Collected data
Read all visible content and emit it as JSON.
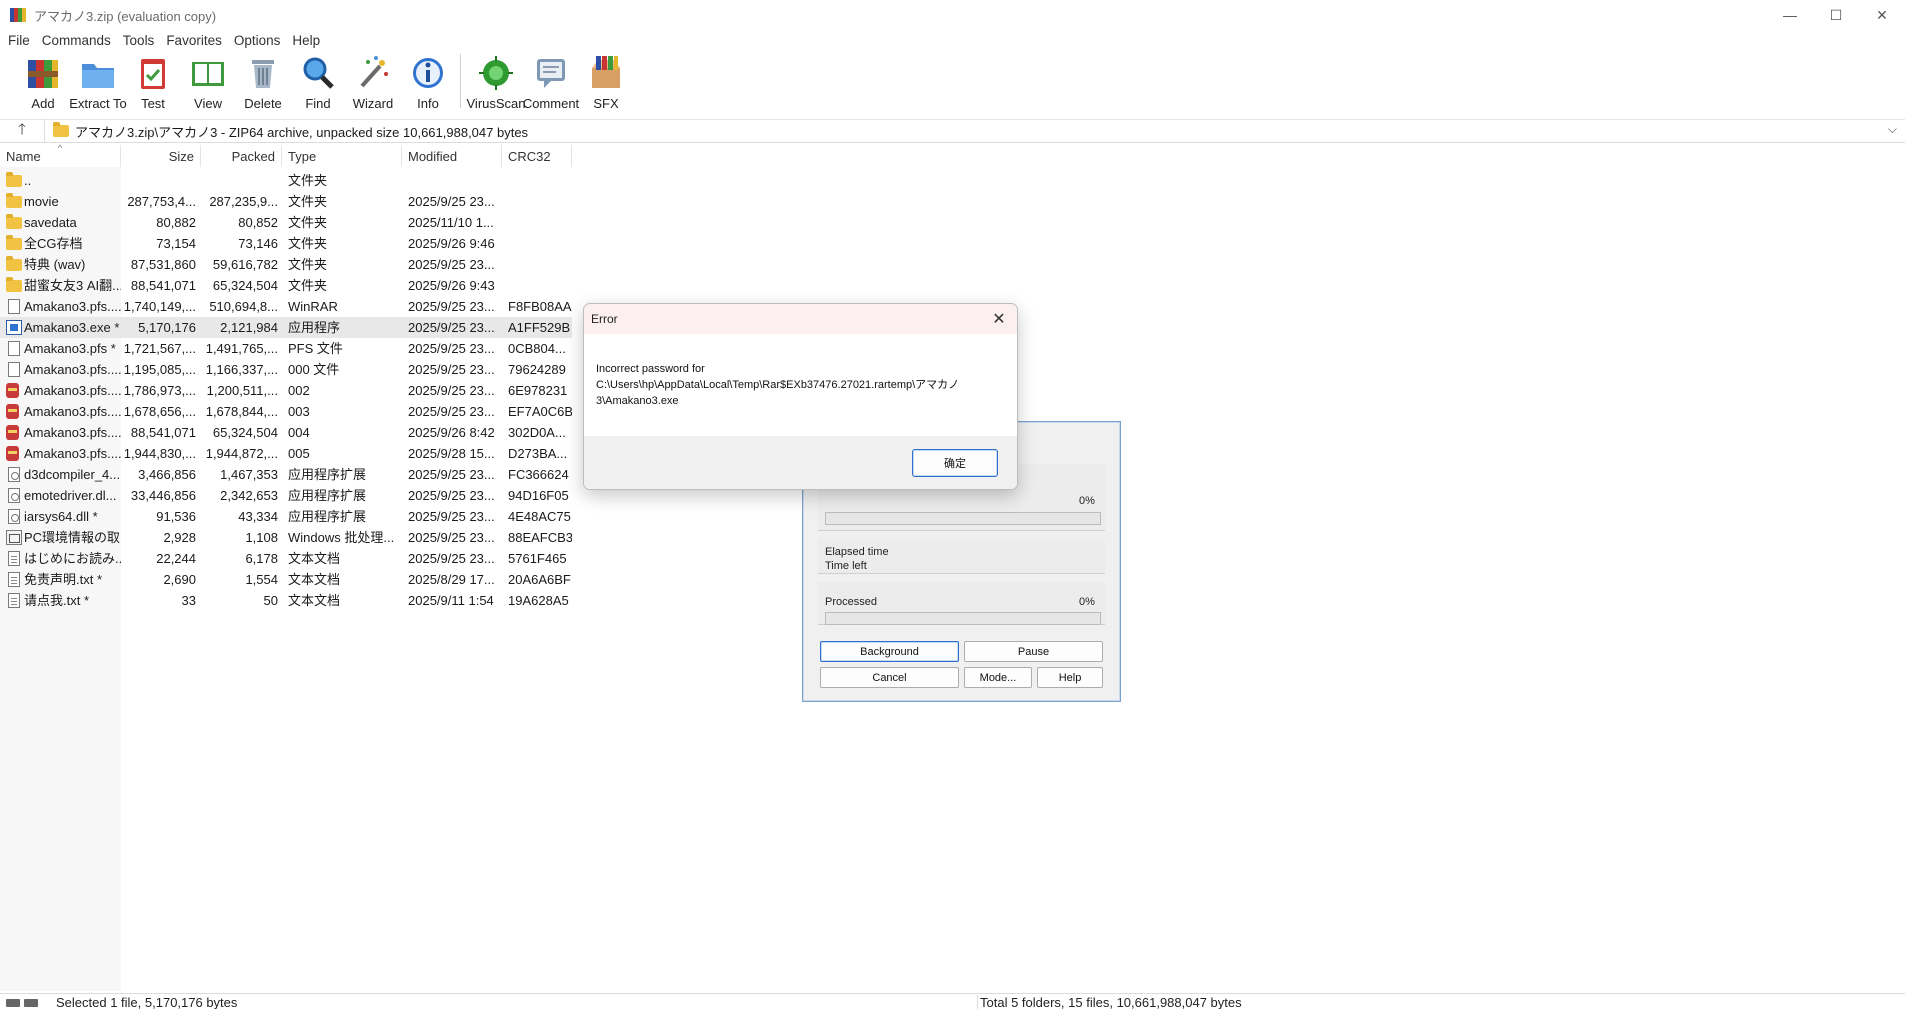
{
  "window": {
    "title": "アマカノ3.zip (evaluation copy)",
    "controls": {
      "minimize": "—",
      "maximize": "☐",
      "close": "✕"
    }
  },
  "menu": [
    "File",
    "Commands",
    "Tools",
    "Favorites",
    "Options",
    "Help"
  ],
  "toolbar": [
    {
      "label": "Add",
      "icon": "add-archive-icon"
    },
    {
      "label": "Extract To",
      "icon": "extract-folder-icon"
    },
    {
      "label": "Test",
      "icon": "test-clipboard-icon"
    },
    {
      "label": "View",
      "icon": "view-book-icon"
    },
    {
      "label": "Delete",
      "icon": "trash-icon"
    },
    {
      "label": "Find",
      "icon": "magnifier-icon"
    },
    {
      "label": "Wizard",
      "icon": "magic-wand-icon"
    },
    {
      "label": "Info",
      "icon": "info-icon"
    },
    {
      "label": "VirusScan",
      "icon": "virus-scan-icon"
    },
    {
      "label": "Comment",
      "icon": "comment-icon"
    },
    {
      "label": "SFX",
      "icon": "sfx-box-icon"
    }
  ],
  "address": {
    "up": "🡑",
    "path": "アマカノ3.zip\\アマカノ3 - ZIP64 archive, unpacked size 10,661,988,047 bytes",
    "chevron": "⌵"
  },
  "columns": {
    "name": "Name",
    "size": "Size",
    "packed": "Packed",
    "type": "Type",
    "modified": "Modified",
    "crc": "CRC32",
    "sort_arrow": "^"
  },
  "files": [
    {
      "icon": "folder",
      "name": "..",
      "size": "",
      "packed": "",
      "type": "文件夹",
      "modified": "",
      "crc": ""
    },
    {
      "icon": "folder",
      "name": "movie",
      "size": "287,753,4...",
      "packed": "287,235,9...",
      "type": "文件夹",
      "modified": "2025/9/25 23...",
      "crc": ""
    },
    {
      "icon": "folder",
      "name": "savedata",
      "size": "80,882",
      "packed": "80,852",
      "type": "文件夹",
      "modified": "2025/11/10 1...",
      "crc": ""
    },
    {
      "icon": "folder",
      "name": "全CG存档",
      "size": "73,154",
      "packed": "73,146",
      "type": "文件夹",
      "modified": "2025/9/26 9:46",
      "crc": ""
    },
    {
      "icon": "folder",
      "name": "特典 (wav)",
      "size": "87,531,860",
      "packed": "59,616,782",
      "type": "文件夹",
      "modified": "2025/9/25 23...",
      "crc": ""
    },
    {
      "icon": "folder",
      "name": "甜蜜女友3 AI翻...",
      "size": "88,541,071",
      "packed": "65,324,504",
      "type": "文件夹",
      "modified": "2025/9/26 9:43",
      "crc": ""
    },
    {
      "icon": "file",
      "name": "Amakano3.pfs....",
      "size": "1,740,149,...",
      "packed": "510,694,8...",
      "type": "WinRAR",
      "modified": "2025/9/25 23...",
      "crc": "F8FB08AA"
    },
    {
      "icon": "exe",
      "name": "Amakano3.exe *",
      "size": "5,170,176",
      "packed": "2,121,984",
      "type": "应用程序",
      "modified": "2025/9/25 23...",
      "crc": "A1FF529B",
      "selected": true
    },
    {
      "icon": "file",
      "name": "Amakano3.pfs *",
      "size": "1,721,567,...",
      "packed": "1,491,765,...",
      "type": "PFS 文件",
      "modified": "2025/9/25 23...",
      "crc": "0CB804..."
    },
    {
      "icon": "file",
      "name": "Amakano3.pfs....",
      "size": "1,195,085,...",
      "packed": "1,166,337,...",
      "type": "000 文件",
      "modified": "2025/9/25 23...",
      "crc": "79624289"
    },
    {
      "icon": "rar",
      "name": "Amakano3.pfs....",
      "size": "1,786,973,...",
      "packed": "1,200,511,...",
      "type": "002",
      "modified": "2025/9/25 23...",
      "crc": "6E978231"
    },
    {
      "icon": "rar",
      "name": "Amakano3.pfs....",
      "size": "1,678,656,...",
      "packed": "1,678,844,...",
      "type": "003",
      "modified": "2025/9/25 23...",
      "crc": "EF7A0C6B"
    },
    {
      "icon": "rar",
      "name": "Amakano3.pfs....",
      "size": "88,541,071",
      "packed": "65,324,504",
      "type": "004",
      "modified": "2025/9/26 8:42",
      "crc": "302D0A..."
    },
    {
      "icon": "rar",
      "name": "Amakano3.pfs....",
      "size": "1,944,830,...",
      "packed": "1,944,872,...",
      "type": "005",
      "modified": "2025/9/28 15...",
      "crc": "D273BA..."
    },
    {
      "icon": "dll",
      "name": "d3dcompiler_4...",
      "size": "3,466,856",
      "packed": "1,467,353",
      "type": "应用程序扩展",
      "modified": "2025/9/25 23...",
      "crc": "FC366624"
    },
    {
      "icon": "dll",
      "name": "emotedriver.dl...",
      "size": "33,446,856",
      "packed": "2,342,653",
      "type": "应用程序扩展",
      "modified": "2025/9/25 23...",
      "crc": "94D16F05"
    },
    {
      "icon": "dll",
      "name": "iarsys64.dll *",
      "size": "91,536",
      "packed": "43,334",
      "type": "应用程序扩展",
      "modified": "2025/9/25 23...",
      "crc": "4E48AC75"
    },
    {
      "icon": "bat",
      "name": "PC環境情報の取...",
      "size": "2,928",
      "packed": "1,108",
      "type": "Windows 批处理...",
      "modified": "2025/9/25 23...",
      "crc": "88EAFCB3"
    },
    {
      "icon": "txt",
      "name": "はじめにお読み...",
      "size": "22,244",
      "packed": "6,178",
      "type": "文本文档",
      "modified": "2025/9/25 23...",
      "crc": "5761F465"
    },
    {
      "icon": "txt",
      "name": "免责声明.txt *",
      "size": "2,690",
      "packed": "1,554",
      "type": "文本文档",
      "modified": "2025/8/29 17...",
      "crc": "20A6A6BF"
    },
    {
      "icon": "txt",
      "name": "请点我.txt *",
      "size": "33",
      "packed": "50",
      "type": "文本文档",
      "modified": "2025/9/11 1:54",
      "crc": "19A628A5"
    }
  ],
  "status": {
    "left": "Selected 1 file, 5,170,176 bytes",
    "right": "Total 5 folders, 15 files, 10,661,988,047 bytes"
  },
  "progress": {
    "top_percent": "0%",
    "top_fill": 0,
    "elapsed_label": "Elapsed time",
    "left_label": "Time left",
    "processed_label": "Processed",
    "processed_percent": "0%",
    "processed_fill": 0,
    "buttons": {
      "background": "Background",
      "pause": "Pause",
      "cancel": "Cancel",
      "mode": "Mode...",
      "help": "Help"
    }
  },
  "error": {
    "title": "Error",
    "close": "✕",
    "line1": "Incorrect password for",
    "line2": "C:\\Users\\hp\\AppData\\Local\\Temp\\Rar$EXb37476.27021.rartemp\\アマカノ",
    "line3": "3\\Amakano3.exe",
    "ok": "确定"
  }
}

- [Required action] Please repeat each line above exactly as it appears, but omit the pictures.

- [Exercise result]
Read all visible content and emit it as JSON.
{
  "window": {
    "title": "アマカノ3.zip (evaluation copy)",
    "controls": {
      "minimize": "—",
      "maximize": "☐",
      "close": "✕"
    }
  },
  "menu": [
    "File",
    "Commands",
    "Tools",
    "Favorites",
    "Options",
    "Help"
  ],
  "toolbar": [
    {
      "label": "Add",
      "icon": "add-archive-icon"
    },
    {
      "label": "Extract To",
      "icon": "extract-folder-icon"
    },
    {
      "label": "Test",
      "icon": "test-clipboard-icon"
    },
    {
      "label": "View",
      "icon": "view-book-icon"
    },
    {
      "label": "Delete",
      "icon": "trash-icon"
    },
    {
      "label": "Find",
      "icon": "magnifier-icon"
    },
    {
      "label": "Wizard",
      "icon": "magic-wand-icon"
    },
    {
      "label": "Info",
      "icon": "info-icon"
    },
    {
      "label": "VirusScan",
      "icon": "virus-scan-icon"
    },
    {
      "label": "Comment",
      "icon": "comment-icon"
    },
    {
      "label": "SFX",
      "icon": "sfx-box-icon"
    }
  ],
  "address": {
    "up": "🡑",
    "path": "アマカノ3.zip\\アマカノ3 - ZIP64 archive, unpacked size 10,661,988,047 bytes",
    "chevron": "⌵"
  },
  "columns": {
    "name": "Name",
    "size": "Size",
    "packed": "Packed",
    "type": "Type",
    "modified": "Modified",
    "crc": "CRC32",
    "sort_arrow": "^"
  },
  "files": [
    {
      "icon": "folder",
      "name": "..",
      "size": "",
      "packed": "",
      "type": "文件夹",
      "modified": "",
      "crc": ""
    },
    {
      "icon": "folder",
      "name": "movie",
      "size": "287,753,4...",
      "packed": "287,235,9...",
      "type": "文件夹",
      "modified": "2025/9/25 23...",
      "crc": ""
    },
    {
      "icon": "folder",
      "name": "savedata",
      "size": "80,882",
      "packed": "80,852",
      "type": "文件夹",
      "modified": "2025/11/10 1...",
      "crc": ""
    },
    {
      "icon": "folder",
      "name": "全CG存档",
      "size": "73,154",
      "packed": "73,146",
      "type": "文件夹",
      "modified": "2025/9/26 9:46",
      "crc": ""
    },
    {
      "icon": "folder",
      "name": "特典 (wav)",
      "size": "87,531,860",
      "packed": "59,616,782",
      "type": "文件夹",
      "modified": "2025/9/25 23...",
      "crc": ""
    },
    {
      "icon": "folder",
      "name": "甜蜜女友3 AI翻...",
      "size": "88,541,071",
      "packed": "65,324,504",
      "type": "文件夹",
      "modified": "2025/9/26 9:43",
      "crc": ""
    },
    {
      "icon": "file",
      "name": "Amakano3.pfs....",
      "size": "1,740,149,...",
      "packed": "510,694,8...",
      "type": "WinRAR",
      "modified": "2025/9/25 23...",
      "crc": "F8FB08AA"
    },
    {
      "icon": "exe",
      "name": "Amakano3.exe *",
      "size": "5,170,176",
      "packed": "2,121,984",
      "type": "应用程序",
      "modified": "2025/9/25 23...",
      "crc": "A1FF529B",
      "selected": true
    },
    {
      "icon": "file",
      "name": "Amakano3.pfs *",
      "size": "1,721,567,...",
      "packed": "1,491,765,...",
      "type": "PFS 文件",
      "modified": "2025/9/25 23...",
      "crc": "0CB804..."
    },
    {
      "icon": "file",
      "name": "Amakano3.pfs....",
      "size": "1,195,085,...",
      "packed": "1,166,337,...",
      "type": "000 文件",
      "modified": "2025/9/25 23...",
      "crc": "79624289"
    },
    {
      "icon": "rar",
      "name": "Amakano3.pfs....",
      "size": "1,786,973,...",
      "packed": "1,200,511,...",
      "type": "002",
      "modified": "2025/9/25 23...",
      "crc": "6E978231"
    },
    {
      "icon": "rar",
      "name": "Amakano3.pfs....",
      "size": "1,678,656,...",
      "packed": "1,678,844,...",
      "type": "003",
      "modified": "2025/9/25 23...",
      "crc": "EF7A0C6B"
    },
    {
      "icon": "rar",
      "name": "Amakano3.pfs....",
      "size": "88,541,071",
      "packed": "65,324,504",
      "type": "004",
      "modified": "2025/9/26 8:42",
      "crc": "302D0A..."
    },
    {
      "icon": "rar",
      "name": "Amakano3.pfs....",
      "size": "1,944,830,...",
      "packed": "1,944,872,...",
      "type": "005",
      "modified": "2025/9/28 15...",
      "crc": "D273BA..."
    },
    {
      "icon": "dll",
      "name": "d3dcompiler_4...",
      "size": "3,466,856",
      "packed": "1,467,353",
      "type": "应用程序扩展",
      "modified": "2025/9/25 23...",
      "crc": "FC366624"
    },
    {
      "icon": "dll",
      "name": "emotedriver.dl...",
      "size": "33,446,856",
      "packed": "2,342,653",
      "type": "应用程序扩展",
      "modified": "2025/9/25 23...",
      "crc": "94D16F05"
    },
    {
      "icon": "dll",
      "name": "iarsys64.dll *",
      "size": "91,536",
      "packed": "43,334",
      "type": "应用程序扩展",
      "modified": "2025/9/25 23...",
      "crc": "4E48AC75"
    },
    {
      "icon": "bat",
      "name": "PC環境情報の取...",
      "size": "2,928",
      "packed": "1,108",
      "type": "Windows 批处理...",
      "modified": "2025/9/25 23...",
      "crc": "88EAFCB3"
    },
    {
      "icon": "txt",
      "name": "はじめにお読み...",
      "size": "22,244",
      "packed": "6,178",
      "type": "文本文档",
      "modified": "2025/9/25 23...",
      "crc": "5761F465"
    },
    {
      "icon": "txt",
      "name": "免责声明.txt *",
      "size": "2,690",
      "packed": "1,554",
      "type": "文本文档",
      "modified": "2025/8/29 17...",
      "crc": "20A6A6BF"
    },
    {
      "icon": "txt",
      "name": "请点我.txt *",
      "size": "33",
      "packed": "50",
      "type": "文本文档",
      "modified": "2025/9/11 1:54",
      "crc": "19A628A5"
    }
  ],
  "status": {
    "left": "Selected 1 file, 5,170,176 bytes",
    "right": "Total 5 folders, 15 files, 10,661,988,047 bytes"
  },
  "progress": {
    "top_percent": "0%",
    "top_fill": 0,
    "elapsed_label": "Elapsed time",
    "left_label": "Time left",
    "processed_label": "Processed",
    "processed_percent": "0%",
    "processed_fill": 0,
    "buttons": {
      "background": "Background",
      "pause": "Pause",
      "cancel": "Cancel",
      "mode": "Mode...",
      "help": "Help"
    }
  },
  "error": {
    "title": "Error",
    "close": "✕",
    "line1": "Incorrect password for",
    "line2": "C:\\Users\\hp\\AppData\\Local\\Temp\\Rar$EXb37476.27021.rartemp\\アマカノ",
    "line3": "3\\Amakano3.exe",
    "ok": "确定"
  }
}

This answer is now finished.